In your answer, copy every entry that follows exactly.

○ ○ ○

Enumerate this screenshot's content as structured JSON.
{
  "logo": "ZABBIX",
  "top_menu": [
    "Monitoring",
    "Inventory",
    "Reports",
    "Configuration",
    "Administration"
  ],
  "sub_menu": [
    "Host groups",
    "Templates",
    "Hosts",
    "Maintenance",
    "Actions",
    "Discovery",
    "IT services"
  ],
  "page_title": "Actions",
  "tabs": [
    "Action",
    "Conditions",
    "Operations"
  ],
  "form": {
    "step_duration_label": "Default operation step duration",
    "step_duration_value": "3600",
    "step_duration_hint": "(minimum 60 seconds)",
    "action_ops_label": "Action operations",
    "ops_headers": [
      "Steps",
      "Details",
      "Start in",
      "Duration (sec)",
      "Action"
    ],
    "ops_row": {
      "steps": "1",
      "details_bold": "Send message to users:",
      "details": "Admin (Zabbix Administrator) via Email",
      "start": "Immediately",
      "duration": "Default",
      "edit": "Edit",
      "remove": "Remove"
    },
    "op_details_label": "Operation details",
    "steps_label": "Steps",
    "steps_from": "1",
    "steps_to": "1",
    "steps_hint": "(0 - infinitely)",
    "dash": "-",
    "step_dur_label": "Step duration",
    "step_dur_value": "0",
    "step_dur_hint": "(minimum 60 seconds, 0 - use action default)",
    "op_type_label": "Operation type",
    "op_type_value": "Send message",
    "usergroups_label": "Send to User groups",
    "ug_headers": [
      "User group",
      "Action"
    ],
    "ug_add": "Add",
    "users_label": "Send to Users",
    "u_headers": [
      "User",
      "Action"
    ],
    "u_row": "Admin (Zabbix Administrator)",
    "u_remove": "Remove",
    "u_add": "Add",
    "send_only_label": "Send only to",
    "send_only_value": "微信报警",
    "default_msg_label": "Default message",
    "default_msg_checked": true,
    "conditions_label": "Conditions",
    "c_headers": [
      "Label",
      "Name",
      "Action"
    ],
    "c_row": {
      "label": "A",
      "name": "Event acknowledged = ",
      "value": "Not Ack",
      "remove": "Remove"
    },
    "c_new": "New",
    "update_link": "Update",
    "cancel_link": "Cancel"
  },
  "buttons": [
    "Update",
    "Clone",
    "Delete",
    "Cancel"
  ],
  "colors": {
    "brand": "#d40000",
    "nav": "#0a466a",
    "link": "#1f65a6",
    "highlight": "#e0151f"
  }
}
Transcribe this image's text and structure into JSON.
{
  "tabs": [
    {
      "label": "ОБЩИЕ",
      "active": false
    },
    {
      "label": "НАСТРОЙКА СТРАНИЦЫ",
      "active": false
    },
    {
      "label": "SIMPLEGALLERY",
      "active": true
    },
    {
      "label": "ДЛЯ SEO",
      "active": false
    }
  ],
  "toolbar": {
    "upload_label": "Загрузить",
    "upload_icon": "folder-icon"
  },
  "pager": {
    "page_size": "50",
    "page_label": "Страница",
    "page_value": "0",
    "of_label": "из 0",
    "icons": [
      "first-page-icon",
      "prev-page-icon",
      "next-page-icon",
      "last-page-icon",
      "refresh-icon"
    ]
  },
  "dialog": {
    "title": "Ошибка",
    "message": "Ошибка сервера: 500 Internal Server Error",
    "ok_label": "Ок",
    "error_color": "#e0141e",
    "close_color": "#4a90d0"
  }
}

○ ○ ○

▸ **Solution to this task**:
Enumerate this screenshot's content as structured JSON.
{
  "logo": "ZABBIX",
  "top_menu": [
    "Monitoring",
    "Inventory",
    "Reports",
    "Configuration",
    "Administration"
  ],
  "sub_menu": [
    "Host groups",
    "Templates",
    "Hosts",
    "Maintenance",
    "Actions",
    "Discovery",
    "IT services"
  ],
  "page_title": "Actions",
  "tabs": [
    "Action",
    "Conditions",
    "Operations"
  ],
  "form": {
    "step_duration_label": "Default operation step duration",
    "step_duration_value": "3600",
    "step_duration_hint": "(minimum 60 seconds)",
    "action_ops_label": "Action operations",
    "ops_headers": [
      "Steps",
      "Details",
      "Start in",
      "Duration (sec)",
      "Action"
    ],
    "ops_row": {
      "steps": "1",
      "details_bold": "Send message to users:",
      "details": "Admin (Zabbix Administrator) via Email",
      "start": "Immediately",
      "duration": "Default",
      "edit": "Edit",
      "remove": "Remove"
    },
    "op_details_label": "Operation details",
    "steps_label": "Steps",
    "steps_from": "1",
    "steps_to": "1",
    "steps_hint": "(0 - infinitely)",
    "dash": "-",
    "step_dur_label": "Step duration",
    "step_dur_value": "0",
    "step_dur_hint": "(minimum 60 seconds, 0 - use action default)",
    "op_type_label": "Operation type",
    "op_type_value": "Send message",
    "usergroups_label": "Send to User groups",
    "ug_headers": [
      "User group",
      "Action"
    ],
    "ug_add": "Add",
    "users_label": "Send to Users",
    "u_headers": [
      "User",
      "Action"
    ],
    "u_row": "Admin (Zabbix Administrator)",
    "u_remove": "Remove",
    "u_add": "Add",
    "send_only_label": "Send only to",
    "send_only_value": "微信报警",
    "default_msg_label": "Default message",
    "default_msg_checked": true,
    "conditions_label": "Conditions",
    "c_headers": [
      "Label",
      "Name",
      "Action"
    ],
    "c_row": {
      "label": "A",
      "name": "Event acknowledged = ",
      "value": "Not Ack",
      "remove": "Remove"
    },
    "c_new": "New",
    "update_link": "Update",
    "cancel_link": "Cancel"
  },
  "buttons": [
    "Update",
    "Clone",
    "Delete",
    "Cancel"
  ],
  "colors": {
    "brand": "#d40000",
    "nav": "#0a466a",
    "link": "#1f65a6",
    "highlight": "#e0151f"
  }
}
Transcribe this image's text and structure into JSON.
{
  "tabs": [
    {
      "label": "ОБЩИЕ",
      "active": false
    },
    {
      "label": "НАСТРОЙКА СТРАНИЦЫ",
      "active": false
    },
    {
      "label": "SIMPLEGALLERY",
      "active": true
    },
    {
      "label": "ДЛЯ SEO",
      "active": false
    }
  ],
  "toolbar": {
    "upload_label": "Загрузить",
    "upload_icon": "folder-icon"
  },
  "pager": {
    "page_size": "50",
    "page_label": "Страница",
    "page_value": "0",
    "of_label": "из 0",
    "icons": [
      "first-page-icon",
      "prev-page-icon",
      "next-page-icon",
      "last-page-icon",
      "refresh-icon"
    ]
  },
  "dialog": {
    "title": "Ошибка",
    "message": "Ошибка сервера: 500 Internal Server Error",
    "ok_label": "Ок",
    "error_color": "#e0141e",
    "close_color": "#4a90d0"
  }
}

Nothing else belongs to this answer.